## Work to be completed
Please reproduce the entries below exactly, leaving the pictures out.
[Opening Input for this task section]
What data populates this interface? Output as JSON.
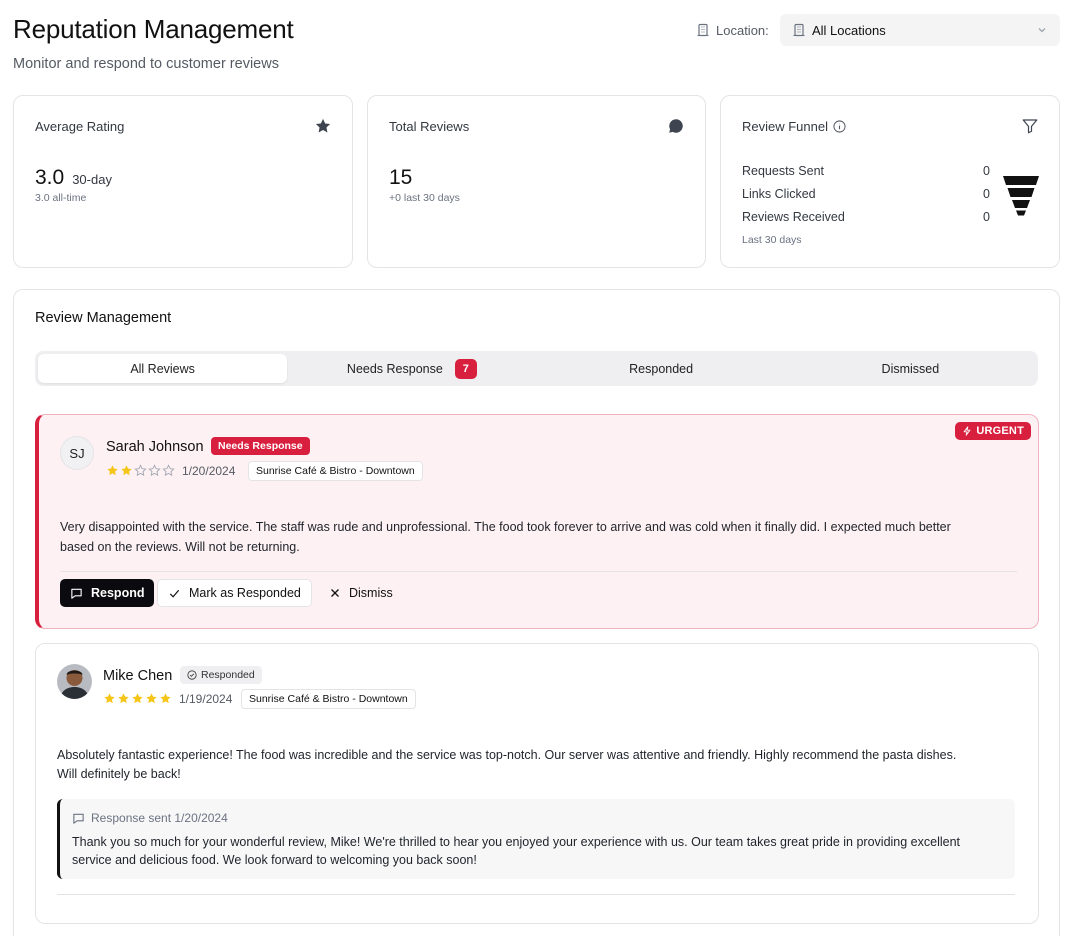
{
  "header": {
    "title": "Reputation Management",
    "subtitle": "Monitor and respond to customer reviews",
    "location_label": "Location:",
    "location_value": "All Locations"
  },
  "stats": {
    "average_rating": {
      "title": "Average Rating",
      "value": "3.0",
      "period": "30-day",
      "alltime": "3.0 all-time"
    },
    "total_reviews": {
      "title": "Total Reviews",
      "value": "15",
      "change": "+0 last 30 days"
    },
    "funnel": {
      "title": "Review Funnel",
      "rows": [
        {
          "label": "Requests Sent",
          "value": "0"
        },
        {
          "label": "Links Clicked",
          "value": "0"
        },
        {
          "label": "Reviews Received",
          "value": "0"
        }
      ],
      "footer": "Last 30 days"
    }
  },
  "management": {
    "title": "Review Management",
    "tabs": [
      {
        "label": "All Reviews",
        "active": true
      },
      {
        "label": "Needs Response",
        "badge": "7"
      },
      {
        "label": "Responded"
      },
      {
        "label": "Dismissed"
      }
    ]
  },
  "reviews": [
    {
      "initials": "SJ",
      "name": "Sarah Johnson",
      "status": "Needs Response",
      "urgent_label": "URGENT",
      "rating": 2,
      "date": "1/20/2024",
      "location": "Sunrise Café & Bistro - Downtown",
      "text_line1": "Very disappointed with the service. The staff was rude and unprofessional. The food took forever to arrive and was cold when it finally did. I expected much better",
      "text_line2": "based on the reviews. Will not be returning.",
      "actions": {
        "respond": "Respond",
        "mark": "Mark as Responded",
        "dismiss": "Dismiss"
      }
    },
    {
      "name": "Mike Chen",
      "status": "Responded",
      "rating": 5,
      "date": "1/19/2024",
      "location": "Sunrise Café & Bistro - Downtown",
      "text_line1": "Absolutely fantastic experience! The food was incredible and the service was top-notch. Our server was attentive and friendly. Highly recommend the pasta dishes.",
      "text_line2": "Will definitely be back!",
      "response": {
        "header": "Response sent 1/20/2024",
        "line1": "Thank you so much for your wonderful review, Mike! We're thrilled to hear you enjoyed your experience with us. Our team takes great pride in providing excellent",
        "line2": "service and delicious food. We look forward to welcoming you back soon!"
      }
    }
  ],
  "colors": {
    "accent": "#d81f3e",
    "star": "#f5c518",
    "dark": "#0b0b0f"
  }
}
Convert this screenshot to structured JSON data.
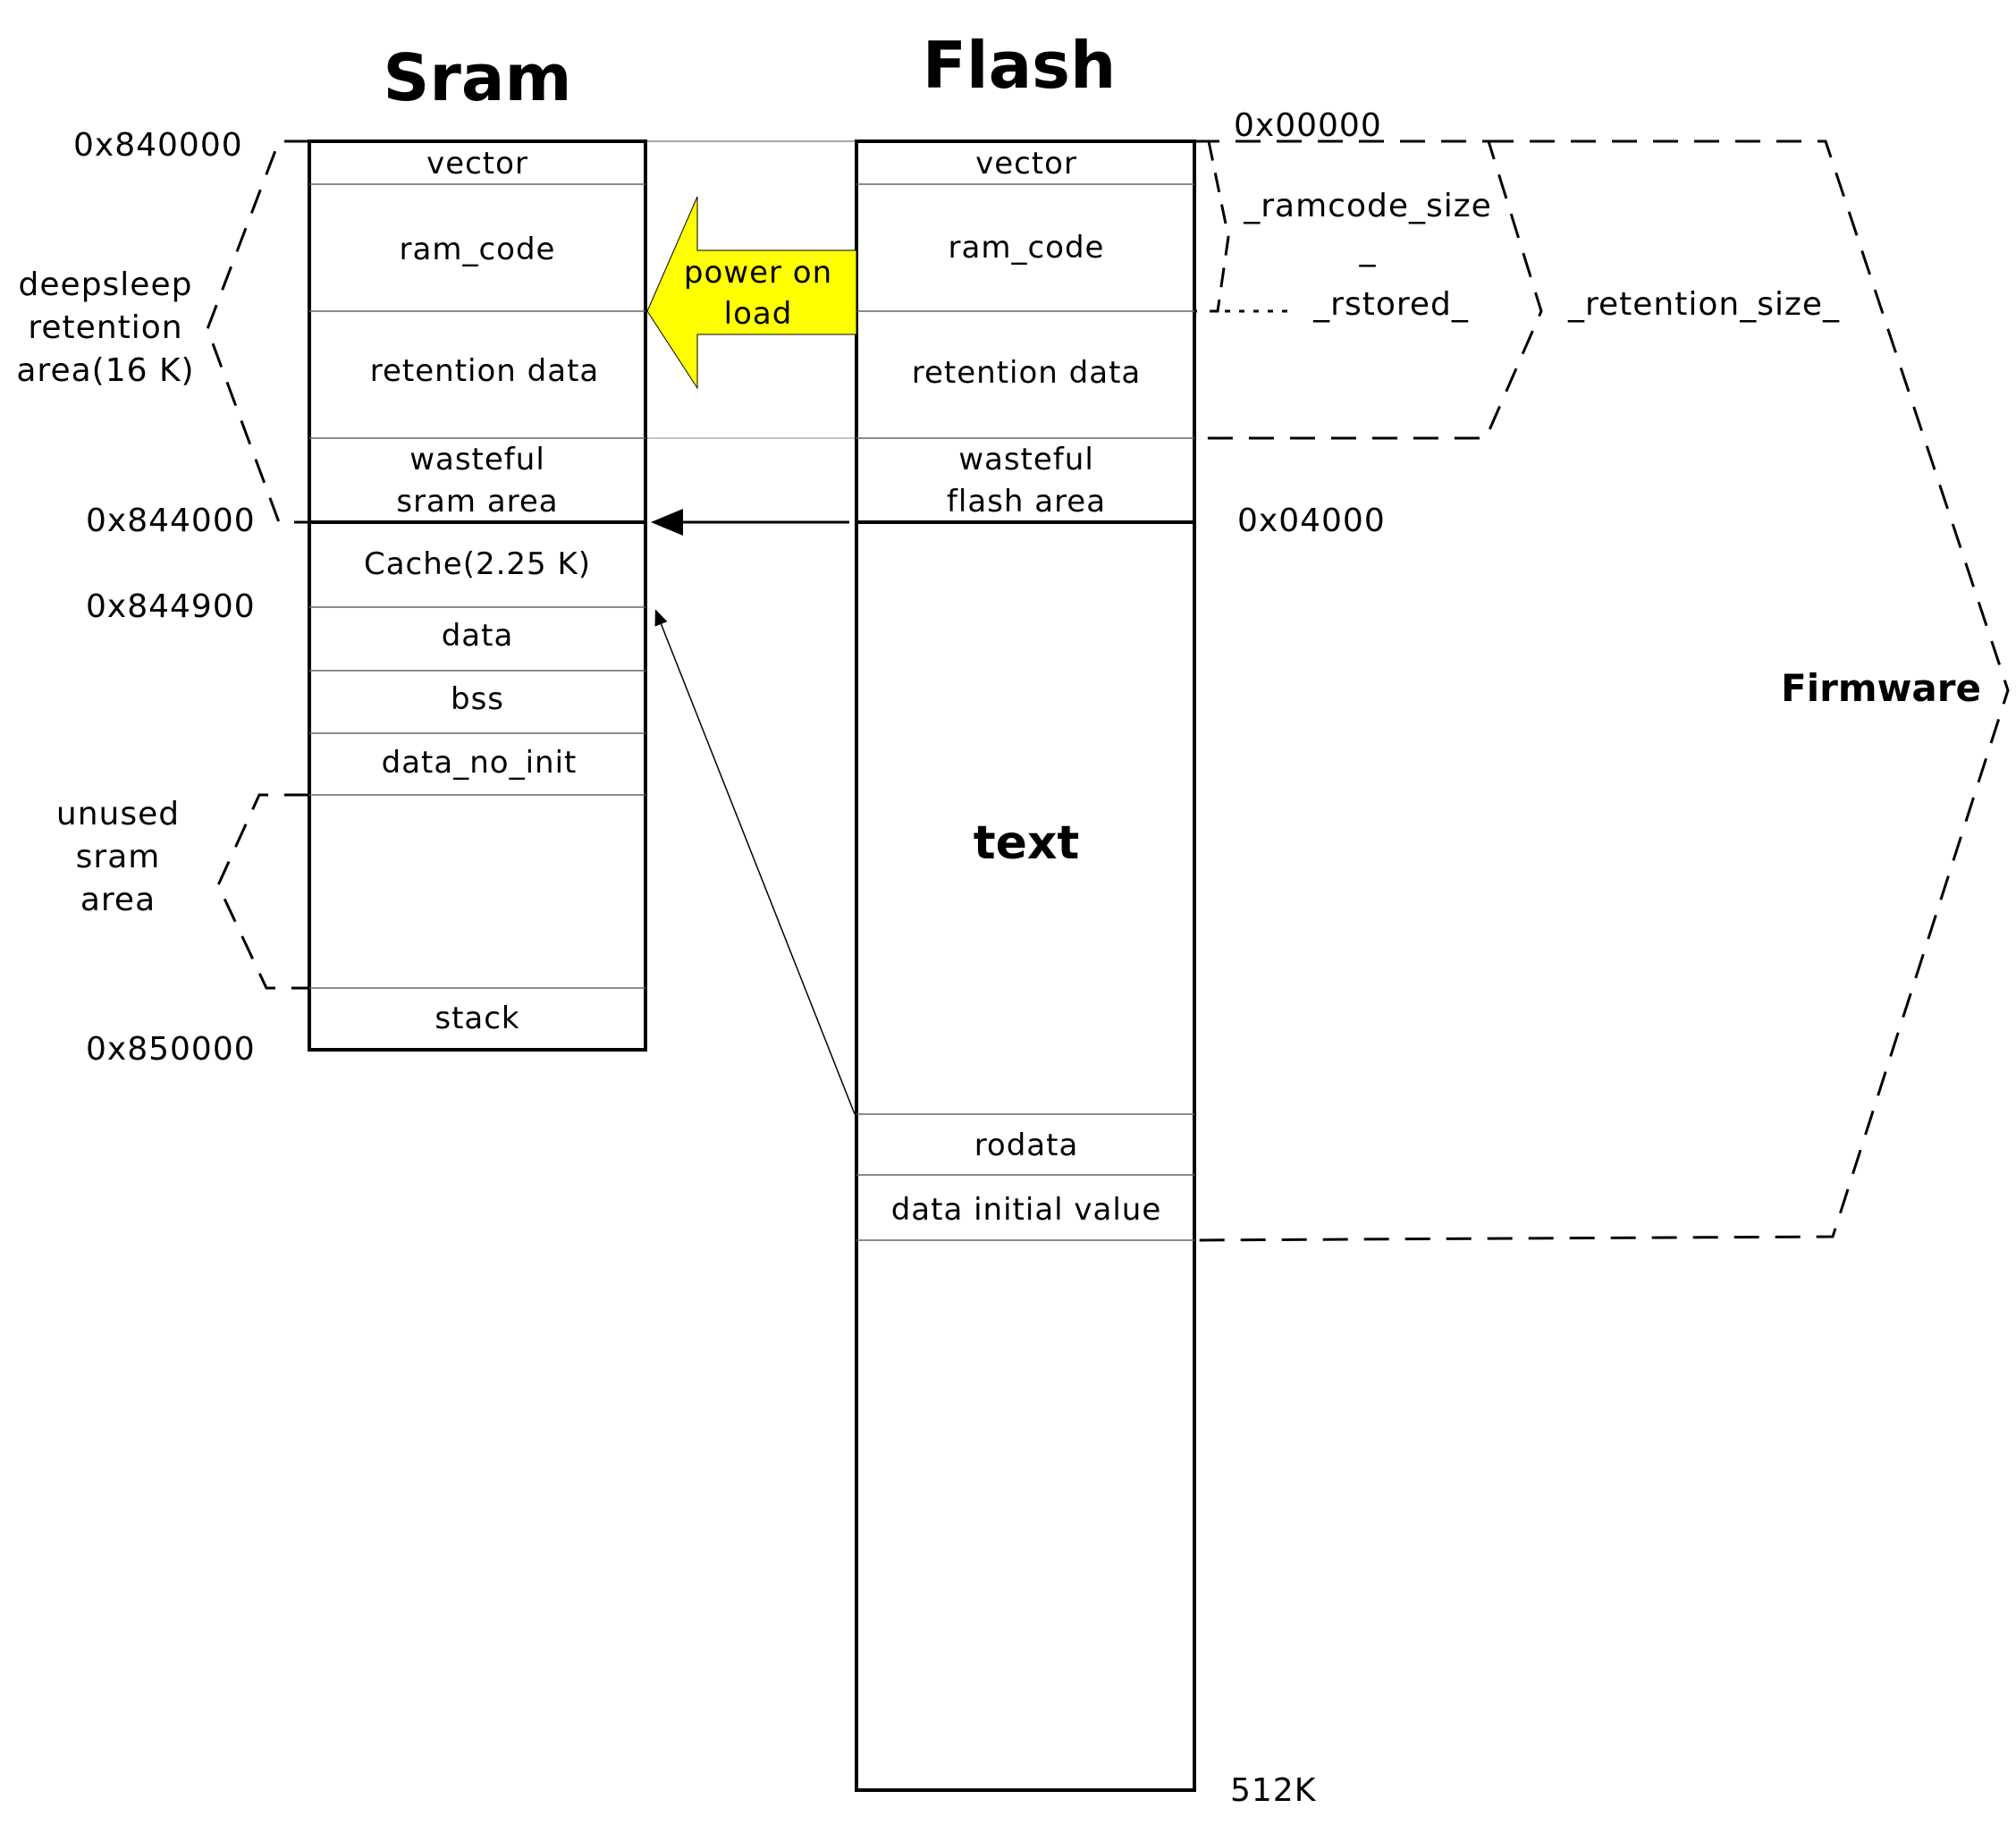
{
  "titles": {
    "sram": "Sram",
    "flash": "Flash"
  },
  "sram": {
    "sections": [
      "vector",
      "ram_code",
      "retention data",
      "wasteful",
      "sram area",
      "Cache(2.25 K)",
      "data",
      "bss",
      "data_no_init",
      "stack"
    ],
    "addresses": [
      "0x840000",
      "0x844000",
      "0x844900",
      "0x850000"
    ],
    "labels": {
      "retention": [
        "deepsleep",
        "retention",
        "area(16 K)"
      ],
      "unused": [
        "unused",
        "sram",
        "area"
      ]
    }
  },
  "flash": {
    "sections": [
      "vector",
      "ram_code",
      "retention data",
      "wasteful",
      "flash area",
      "text",
      "rodata",
      "data initial value"
    ],
    "addresses": [
      "0x00000",
      "0x04000",
      "512K"
    ]
  },
  "arrow": {
    "label_line1": "power on",
    "label_line2": "load",
    "color": "#ffff00"
  },
  "symbols": {
    "ramcode_size": "_ramcode_size",
    "underscore": "_",
    "rstored": "_rstored_",
    "retention_size": "_retention_size_",
    "firmware": "Firmware"
  }
}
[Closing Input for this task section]
## Task result
What data populates this interface? Output as JSON.
{
  "header": {
    "title": "Reputation Management",
    "subtitle": "Monitor and respond to customer reviews",
    "location_label": "Location:",
    "location_value": "All Locations"
  },
  "stats": {
    "average_rating": {
      "title": "Average Rating",
      "value": "3.0",
      "period": "30-day",
      "alltime": "3.0 all-time"
    },
    "total_reviews": {
      "title": "Total Reviews",
      "value": "15",
      "change": "+0 last 30 days"
    },
    "funnel": {
      "title": "Review Funnel",
      "rows": [
        {
          "label": "Requests Sent",
          "value": "0"
        },
        {
          "label": "Links Clicked",
          "value": "0"
        },
        {
          "label": "Reviews Received",
          "value": "0"
        }
      ],
      "footer": "Last 30 days"
    }
  },
  "management": {
    "title": "Review Management",
    "tabs": [
      {
        "label": "All Reviews",
        "active": true
      },
      {
        "label": "Needs Response",
        "badge": "7"
      },
      {
        "label": "Responded"
      },
      {
        "label": "Dismissed"
      }
    ]
  },
  "reviews": [
    {
      "initials": "SJ",
      "name": "Sarah Johnson",
      "status": "Needs Response",
      "urgent_label": "URGENT",
      "rating": 2,
      "date": "1/20/2024",
      "location": "Sunrise Café & Bistro - Downtown",
      "text_line1": "Very disappointed with the service. The staff was rude and unprofessional. The food took forever to arrive and was cold when it finally did. I expected much better",
      "text_line2": "based on the reviews. Will not be returning.",
      "actions": {
        "respond": "Respond",
        "mark": "Mark as Responded",
        "dismiss": "Dismiss"
      }
    },
    {
      "name": "Mike Chen",
      "status": "Responded",
      "rating": 5,
      "date": "1/19/2024",
      "location": "Sunrise Café & Bistro - Downtown",
      "text_line1": "Absolutely fantastic experience! The food was incredible and the service was top-notch. Our server was attentive and friendly. Highly recommend the pasta dishes.",
      "text_line2": "Will definitely be back!",
      "response": {
        "header": "Response sent 1/20/2024",
        "line1": "Thank you so much for your wonderful review, Mike! We're thrilled to hear you enjoyed your experience with us. Our team takes great pride in providing excellent",
        "line2": "service and delicious food. We look forward to welcoming you back soon!"
      }
    }
  ],
  "colors": {
    "accent": "#d81f3e",
    "star": "#f5c518",
    "dark": "#0b0b0f"
  }
}
Convert this screenshot to structured JSON data.
{
  "titles": {
    "sram": "Sram",
    "flash": "Flash"
  },
  "sram": {
    "sections": [
      "vector",
      "ram_code",
      "retention data",
      "wasteful",
      "sram area",
      "Cache(2.25 K)",
      "data",
      "bss",
      "data_no_init",
      "stack"
    ],
    "addresses": [
      "0x840000",
      "0x844000",
      "0x844900",
      "0x850000"
    ],
    "labels": {
      "retention": [
        "deepsleep",
        "retention",
        "area(16 K)"
      ],
      "unused": [
        "unused",
        "sram",
        "area"
      ]
    }
  },
  "flash": {
    "sections": [
      "vector",
      "ram_code",
      "retention data",
      "wasteful",
      "flash area",
      "text",
      "rodata",
      "data initial value"
    ],
    "addresses": [
      "0x00000",
      "0x04000",
      "512K"
    ]
  },
  "arrow": {
    "label_line1": "power on",
    "label_line2": "load",
    "color": "#ffff00"
  },
  "symbols": {
    "ramcode_size": "_ramcode_size",
    "underscore": "_",
    "rstored": "_rstored_",
    "retention_size": "_retention_size_",
    "firmware": "Firmware"
  }
}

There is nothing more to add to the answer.